A lock is a way to represent a membership. Each member has a key to the lock which they can purchase from the lock directly.
So, you want to create your first lock?
First, you need an Ethereum wallet. On desktop, the most popular is Metamask, but things should work similarly with any Ethereum wallet. For now, we recommend using a desktop computer rather than mobile device because the UI is much cleaner there.
Go to the Creator Dashbboard on https://unlock-protocol.com. This creator dashboard will help you manage your locks (create them, update them, or view some data about them...).
For now, it should be empty and look like this:
On the top left, you can see which network you're connected to. Ethereum has a single "Main Network" and several test networks such as Goerli. Make sure you're on the Main Network. You can also view which address your wallet is currently using.
On the top right, a button lets you create a lock. Once you click on it, a form appears and lets you prepare your first lock.
When creating a lock, each field can be edited.
First, the name. The lock's name is stored on-chain and is used by other applications which may want to show information about your lock and its keys, such as Etherscan, OpenSea and more. Use something descriptive but fairly short as every character counts toward the fees you'll pay to deploy this lock.
Each key has a duration. At the end of the duration the membership is considered "expired" and should not grant access to the key holder. In this case, members can renew to make their key valid again.
The duration is expressed in seconds in the smart contract, but given the inherent latency of the blockchain we believe that durations shorter than 1 day are not practical. Most creators will pick durations of months to years.
Picking the right duration is useful because a key holder can "cancel" their key by sending it back to the lock to get a refund. The elapsed duration is used to assess the amount to be refunded.
The number of keys
As the lock owner you can choose how many people can purchase keys. This is important because many membership are "exclusive". For example, an artist may want to only allocate a small number of keys to their truest fans (in that case, they would have several locks, each represented a level of membership).
It is possible to set an unlimited number of members.
Note that expired keys still count toward the maximum number of keys, but as we've seen, keys can be extended (by sending another payment to the lock) and they can be transfered as well...
The price of each key is made of 2 things: the currency and the amount of that currency. By default, our UI uses Ether, the native Ethereum currency, but the UI also leaves the option to use DAI, a stable coin, whose value is always 1$. (Our smart contract actually supports any ERC20. Please get in touch if you need to deploy a lock which uses something else than DAI!)
Once you've chosen your currency, you can set the price you want, from 0 to billions!
Make sure all values you've chosen are correct. Most of them cannot be changed once the lock has been deployed.
After submitting, your wallet will ask for a confirmation. Deploying a lock is fairly "expensive" in gas (at least 4M), because it a a full contract deployed under your address. Unless deploying the lock is urgent, you should probably set a low gas price.
It is important that you wait for the lock to be deployed, because its address (starting with
0x) will only be final then, and that address will be used by your members to send payments and you don't want them to send a payment to the wrong address!
No Ether? No problem

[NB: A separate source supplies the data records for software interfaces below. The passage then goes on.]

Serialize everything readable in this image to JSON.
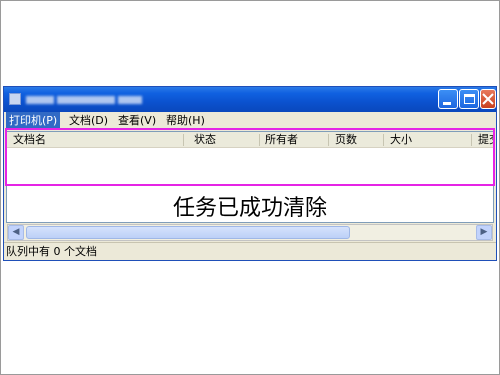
{
  "window": {
    "title_obscured": true,
    "controls": [
      "minimize-icon",
      "maximize-icon",
      "close-icon"
    ]
  },
  "menubar": {
    "printer": "打印机(P)",
    "document": "文档(D)",
    "view": "查看(V)",
    "help": "帮助(H)"
  },
  "table": {
    "columns": [
      "文档名",
      "状态",
      "所有者",
      "页数",
      "大小",
      "提交"
    ],
    "rows": []
  },
  "caption": "任务已成功清除",
  "status": {
    "text": "队列中有 0 个文档"
  },
  "colors": {
    "titlebar": "#0a54d6",
    "highlight": "#e524e5",
    "menu_active": "#316ac5"
  }
}
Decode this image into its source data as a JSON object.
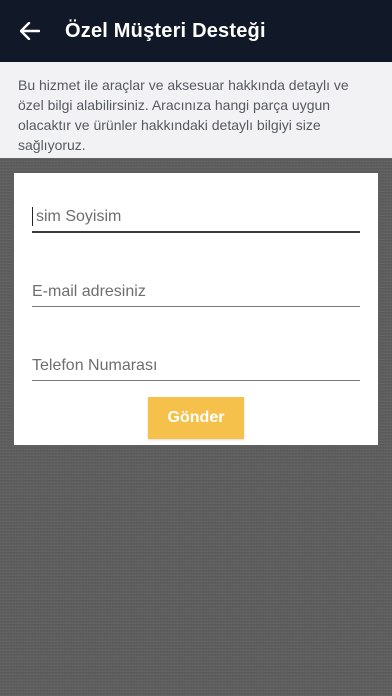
{
  "app_bar": {
    "title": "Özel Müşteri Desteği",
    "back_icon": "arrow-left-icon",
    "background": "#111827"
  },
  "info": {
    "text": "Bu hizmet ile araçlar ve aksesuar hakkında detaylı ve özel bilgi alabilirsiniz. Aracınıza hangi parça uygun olacaktır ve ürünler hakkındaki detaylı bilgiyi size sağlıyoruz."
  },
  "form": {
    "name_placeholder": "sim Soyisim",
    "email_placeholder": "E-mail adresiniz",
    "phone_placeholder": "Telefon Numarası",
    "submit_label": "Gönder",
    "submit_color": "#f5c14b"
  }
}
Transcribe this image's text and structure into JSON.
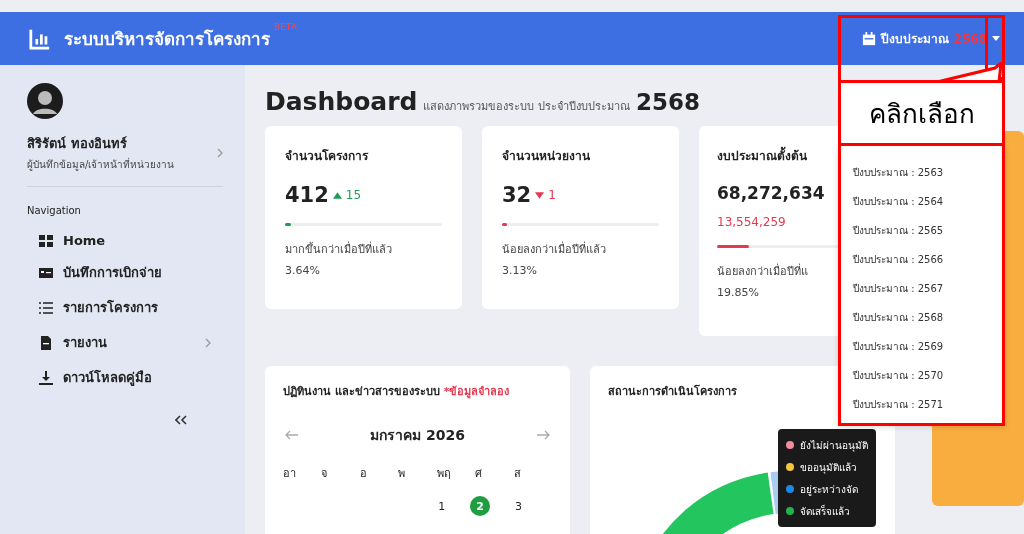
{
  "header": {
    "title": "ระบบบริหารจัดการโครงการ",
    "badge": "BETA",
    "year_selector": {
      "label": "ปีงบประมาณ",
      "year": "2568"
    }
  },
  "sidebar": {
    "user": {
      "name": "สิริรัตน์ ทองอินทร์",
      "role": "ผู้บันทึกข้อมูล/เจ้าหน้าที่หน่วยงาน"
    },
    "section": "Navigation",
    "items": [
      {
        "label": "Home",
        "kind": "grid",
        "has_submenu": false
      },
      {
        "label": "บันทึกการเบิกจ่าย",
        "kind": "card",
        "has_submenu": false
      },
      {
        "label": "รายการโครงการ",
        "kind": "list",
        "has_submenu": false
      },
      {
        "label": "รายงาน",
        "kind": "document",
        "has_submenu": true
      },
      {
        "label": "ดาวน์โหลดคู่มือ",
        "kind": "download",
        "has_submenu": false
      }
    ]
  },
  "page": {
    "title": "Dashboard",
    "subtitle": "แสดงภาพรวมของระบบ ประจำปีงบประมาณ",
    "year": "2568"
  },
  "stats": [
    {
      "title": "จำนวนโครงการ",
      "value": "412",
      "kind": "increase",
      "change": "15",
      "level": 0.04,
      "note": "มากขึ้นกว่าเมื่อปีที่แล้ว",
      "percent": "3.64%"
    },
    {
      "title": "จำนวนหน่วยงาน",
      "value": "32",
      "kind": "decrease",
      "change": "1",
      "level": 0.03,
      "note": "น้อยลงกว่าเมื่อปีที่แล้ว",
      "percent": "3.13%"
    },
    {
      "title": "งบประมาณตั้งต้น",
      "value": "68,272,634",
      "kind": "decrease",
      "sub_value": "13,554,259",
      "level": 0.2,
      "note": "น้อยลงกว่าเมื่อปีที่แ",
      "percent": "19.85%"
    }
  ],
  "calendar": {
    "title": "ปฏิทินงาน และข่าวสารของระบบ",
    "note": "*ข้อมูลจำลอง",
    "month": "มกราคม 2026",
    "weekdays": [
      "อา",
      "จ",
      "อ",
      "พ",
      "พฤ",
      "ศ",
      "ส"
    ],
    "week": [
      {
        "kind": "blank"
      },
      {
        "kind": "blank"
      },
      {
        "kind": "blank"
      },
      {
        "kind": "blank"
      },
      {
        "kind": "day",
        "label": "1",
        "selected": false
      },
      {
        "kind": "day",
        "label": "2",
        "selected": true
      },
      {
        "kind": "day",
        "label": "3",
        "selected": false
      }
    ]
  },
  "status": {
    "title": "สถานะการดำเนินโครงการ",
    "legend": [
      {
        "label": "ยังไม่ผ่านอนุมัติ",
        "color": "#f28b9b"
      },
      {
        "label": "ขออนุมัติแล้ว",
        "color": "#f5c542"
      },
      {
        "label": "อยู่ระหว่างจัด",
        "color": "#1e88e5"
      },
      {
        "label": "จัดเสร็จแล้ว",
        "color": "#22b14c"
      }
    ]
  },
  "year_dropdown": {
    "options": [
      "ปีงบประมาณ : 2563",
      "ปีงบประมาณ : 2564",
      "ปีงบประมาณ : 2565",
      "ปีงบประมาณ : 2566",
      "ปีงบประมาณ : 2567",
      "ปีงบประมาณ : 2568",
      "ปีงบประมาณ : 2569",
      "ปีงบประมาณ : 2570",
      "ปีงบประมาณ : 2571"
    ]
  },
  "annotation": {
    "callout": "คลิกเลือก"
  }
}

Locks themselves can be transfered. This means that we can create the locks for you and transfer them to you. If we do this, you do not even need Ether to pay for the fees. We will create the lock based on your needs and send it to your address so you can start using it ASAP!
That's it! Your lock has now been created. The next step is to integrate it on your website to let people become members. See the wiki page on how to integrate unlock, and a few posts on how to integrate this in your CMS, such as Known, or inside a front end web framework, such as React.
If you need help for your own stack, please, reach out, we're here to help!